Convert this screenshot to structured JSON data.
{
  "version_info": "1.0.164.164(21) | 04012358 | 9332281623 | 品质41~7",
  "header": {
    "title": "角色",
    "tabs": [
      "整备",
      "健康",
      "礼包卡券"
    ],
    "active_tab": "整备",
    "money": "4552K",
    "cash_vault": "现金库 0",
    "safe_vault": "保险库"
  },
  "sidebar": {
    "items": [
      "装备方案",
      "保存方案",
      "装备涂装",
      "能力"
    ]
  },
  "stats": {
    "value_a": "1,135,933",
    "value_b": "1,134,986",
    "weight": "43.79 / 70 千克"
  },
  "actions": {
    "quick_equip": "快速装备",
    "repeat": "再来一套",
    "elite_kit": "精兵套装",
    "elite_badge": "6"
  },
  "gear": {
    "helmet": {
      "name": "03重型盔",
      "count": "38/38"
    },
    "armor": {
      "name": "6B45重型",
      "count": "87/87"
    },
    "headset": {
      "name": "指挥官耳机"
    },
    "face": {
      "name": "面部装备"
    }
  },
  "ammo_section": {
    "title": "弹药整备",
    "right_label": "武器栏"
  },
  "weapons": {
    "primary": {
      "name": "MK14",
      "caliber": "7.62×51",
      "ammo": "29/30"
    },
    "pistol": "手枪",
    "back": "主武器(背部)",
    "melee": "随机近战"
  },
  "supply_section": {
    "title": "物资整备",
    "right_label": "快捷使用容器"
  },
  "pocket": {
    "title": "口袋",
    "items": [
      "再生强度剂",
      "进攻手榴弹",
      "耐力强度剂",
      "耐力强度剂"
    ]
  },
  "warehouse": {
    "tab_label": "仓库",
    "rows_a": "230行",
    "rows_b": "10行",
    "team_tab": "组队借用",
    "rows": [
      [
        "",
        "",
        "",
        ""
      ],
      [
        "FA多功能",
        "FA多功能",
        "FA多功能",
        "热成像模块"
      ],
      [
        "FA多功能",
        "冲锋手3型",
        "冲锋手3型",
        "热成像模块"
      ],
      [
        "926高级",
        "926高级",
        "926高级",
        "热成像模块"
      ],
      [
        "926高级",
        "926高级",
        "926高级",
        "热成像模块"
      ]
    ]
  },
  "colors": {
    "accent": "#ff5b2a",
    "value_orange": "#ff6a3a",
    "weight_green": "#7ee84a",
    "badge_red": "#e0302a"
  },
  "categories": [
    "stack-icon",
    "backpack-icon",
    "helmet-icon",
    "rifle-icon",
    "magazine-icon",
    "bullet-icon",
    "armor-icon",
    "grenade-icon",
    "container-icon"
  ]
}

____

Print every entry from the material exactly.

Solved exercise ::
Convert this screenshot to structured JSON data.
{
  "version_info": "1.0.164.164(21) | 04012358 | 9332281623 | 品质41~7",
  "header": {
    "title": "角色",
    "tabs": [
      "整备",
      "健康",
      "礼包卡券"
    ],
    "active_tab": "整备",
    "money": "4552K",
    "cash_vault": "现金库 0",
    "safe_vault": "保险库"
  },
  "sidebar": {
    "items": [
      "装备方案",
      "保存方案",
      "装备涂装",
      "能力"
    ]
  },
  "stats": {
    "value_a": "1,135,933",
    "value_b": "1,134,986",
    "weight": "43.79 / 70 千克"
  },
  "actions": {
    "quick_equip": "快速装备",
    "repeat": "再来一套",
    "elite_kit": "精兵套装",
    "elite_badge": "6"
  },
  "gear": {
    "helmet": {
      "name": "03重型盔",
      "count": "38/38"
    },
    "armor": {
      "name": "6B45重型",
      "count": "87/87"
    },
    "headset": {
      "name": "指挥官耳机"
    },
    "face": {
      "name": "面部装备"
    }
  },
  "ammo_section": {
    "title": "弹药整备",
    "right_label": "武器栏"
  },
  "weapons": {
    "primary": {
      "name": "MK14",
      "caliber": "7.62×51",
      "ammo": "29/30"
    },
    "pistol": "手枪",
    "back": "主武器(背部)",
    "melee": "随机近战"
  },
  "supply_section": {
    "title": "物资整备",
    "right_label": "快捷使用容器"
  },
  "pocket": {
    "title": "口袋",
    "items": [
      "再生强度剂",
      "进攻手榴弹",
      "耐力强度剂",
      "耐力强度剂"
    ]
  },
  "warehouse": {
    "tab_label": "仓库",
    "rows_a": "230行",
    "rows_b": "10行",
    "team_tab": "组队借用",
    "rows": [
      [
        "",
        "",
        "",
        ""
      ],
      [
        "FA多功能",
        "FA多功能",
        "FA多功能",
        "热成像模块"
      ],
      [
        "FA多功能",
        "冲锋手3型",
        "冲锋手3型",
        "热成像模块"
      ],
      [
        "926高级",
        "926高级",
        "926高级",
        "热成像模块"
      ],
      [
        "926高级",
        "926高级",
        "926高级",
        "热成像模块"
      ]
    ]
  },
  "colors": {
    "accent": "#ff5b2a",
    "value_orange": "#ff6a3a",
    "weight_green": "#7ee84a",
    "badge_red": "#e0302a"
  },
  "categories": [
    "stack-icon",
    "backpack-icon",
    "helmet-icon",
    "rifle-icon",
    "magazine-icon",
    "bullet-icon",
    "armor-icon",
    "grenade-icon",
    "container-icon"
  ]
}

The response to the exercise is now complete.